During its 6 years of operation in Cà Mau, the Southern Special Printing Board changed locations constantly, every 3 to 6 months, from Cái Tàu (U Minh) to Tân Đức (Đầm Dơi) through U Minh Hạ (Trần Văn Thời), U Minh Thượng (Thới Bình).
Uncle Ho's banknotes were printed in large quantities and circulated throughout the South, playing a significant role in the development of the young Democratic Republic of Vietnam government at that time.
The project was worth about 45 million VND raised by former members of the Printing Board. However, this construction, with its simple design, wasn't a match to the significance, purpose, and dedication of those involved in the currency printing work during that era. In early 2009, the Ministry of Finance proposed upgrading and renovating the Monument. In 2010, the Ministry of Culture, Sports and Tourism decided to recognize the Southern Special Printing Board Monument in Hàm Rồng commune (district Năm Căn, province Cà Mau) as a National Historical Site.
With the authorization of the Ministry of Finance and the investment approval by the People's Committee of Cà Mau province, on June 11, 2012, the project to upgrade and renovate the Monument was approved with the Cà Mau Department of Finance as the investor. The project encompasses an architectural complex featuring a memorial statue, martyrs' memorial, garden, courtyard, fence, lighting system, embankment, sidewalk, kindergarten, and a connecting road from Hàng Dương road to the Đầm Cùng River. The project was initiated on July 27, 2012, with a total investment budget exceeding 20 billion VND, supported by the Ministry of Finance.
After more than two years of construction, on October 6, 2014, the upgraded and renovated monument for the Southern Special Printing Board was reopened in the presence of former Printing Board employees, leaders of the Ministry of Finance, Cà Mau province officials, and many local people.

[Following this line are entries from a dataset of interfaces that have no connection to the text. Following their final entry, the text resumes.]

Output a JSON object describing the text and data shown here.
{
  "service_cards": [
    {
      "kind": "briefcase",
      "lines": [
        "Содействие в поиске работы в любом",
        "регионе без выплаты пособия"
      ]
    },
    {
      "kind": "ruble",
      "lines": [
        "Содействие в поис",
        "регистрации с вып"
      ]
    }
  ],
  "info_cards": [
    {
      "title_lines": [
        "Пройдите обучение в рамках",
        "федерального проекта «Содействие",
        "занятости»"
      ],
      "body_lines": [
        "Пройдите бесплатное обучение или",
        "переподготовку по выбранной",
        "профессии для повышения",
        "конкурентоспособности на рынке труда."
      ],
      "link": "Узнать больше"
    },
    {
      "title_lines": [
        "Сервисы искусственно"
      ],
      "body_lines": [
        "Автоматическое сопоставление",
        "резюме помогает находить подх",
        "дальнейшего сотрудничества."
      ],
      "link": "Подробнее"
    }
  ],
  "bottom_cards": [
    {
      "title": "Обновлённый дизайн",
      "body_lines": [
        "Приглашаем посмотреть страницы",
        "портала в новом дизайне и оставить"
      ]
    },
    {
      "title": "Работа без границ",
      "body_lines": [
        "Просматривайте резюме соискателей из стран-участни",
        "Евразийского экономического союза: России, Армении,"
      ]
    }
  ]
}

The Memorial for the Southern Special Printing Department, created by the artists Lê Công Uẩn and Lê Lang Biên, represents the symbol of the torch illuminating the path of the revolution, shaped as a rolled-up banknote with a portrait of Uncle Hồ surrounded by a star, floral patterns, and historical content. Behind the main stelle is the image of a scroll with monumental reliefs, depicting the challenging and honorable activities of the Southern Special Printing Board of organization, printing, and distribution of paper currency to serve as a sharp weapon to fight on the economic, financial, and monetary fronts with the enemy during the resistance war against the French colonialists. The entire monument and reliefs are carved on gray granite with the central torch-shaped stele 7 meters high and the scroll relief 2.5 meters high and 8 meters long.
This is a project of special significance for the Finance industry to honor and recognize the merits and great contributions of the previous generations, passing on the honorable traditions of Vietnamese Finance industry.
For six years of operation, the officers and employees of the Southern Special Printing Board have dedicated themselves and made a worthy contribution to the common cause during the challenging early days of the national resistance. Subsequently, eight soldiers and officers sacrificed their lives during the operation of the Board. It can be said that the achievements of the Southern Special Printing Board are an epic, a milestone in history that the country, and in particular, people of the South will never forget.